Babysitting two little girls out on the far end of Long Island, living with a family from the Midwest, what did I have to lose?
Tolerant and kind, the parents urged me to go out each Saturday. But I had no idea how to connect with strange teens
or figure out where they were hiding.
Instead I wore my peekaboo camisole (nude bra underneath) and light green eyeshadow and hung around the rented beach house,
even on my days off.
I remember very little of those six weeks aside from the day I took a long bike ride. Ten miles each way and a ferry ride to
a little island I found on a map.
Early morning I set off, pumping hard to get up the endless small hills, surprised by how much sweat there was in me.
By the time I got to the ferry, my loneliness had evaporated, dispersed by sun and sea breezes.
The island felt like paradise, all sand and pitch pines and no one in sight. Each turn in the road another beckoning cove, green water lapping at pale shores.
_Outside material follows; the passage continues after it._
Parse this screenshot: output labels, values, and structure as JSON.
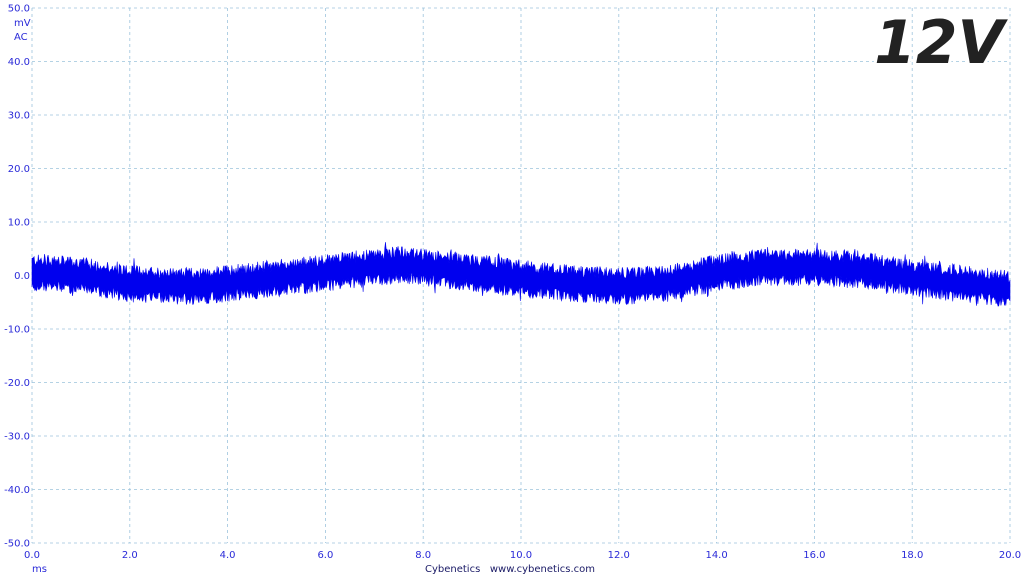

I succumbed to one, leaned my bike against a tree, and went down to the water.
The freedom, the heat, the isolation, the why not—I took off all my clothes and walked slowly into the bay till my feet were just a whitish blur.
And when I came out, droplets clinging to my arms and legs, my belly and breasts, I glistened, just as Eve might have the first time she bathed in the Gihon, when she was still in the Garden.
BIO: I came back to poetry about ten years ago and although sitting down to write is never not scary, when the words flow it feels like nothing else matters. I've never published anything, but maybe this will be the moment. I’m not Italian but my name is—think Franca rhyming with Bianca.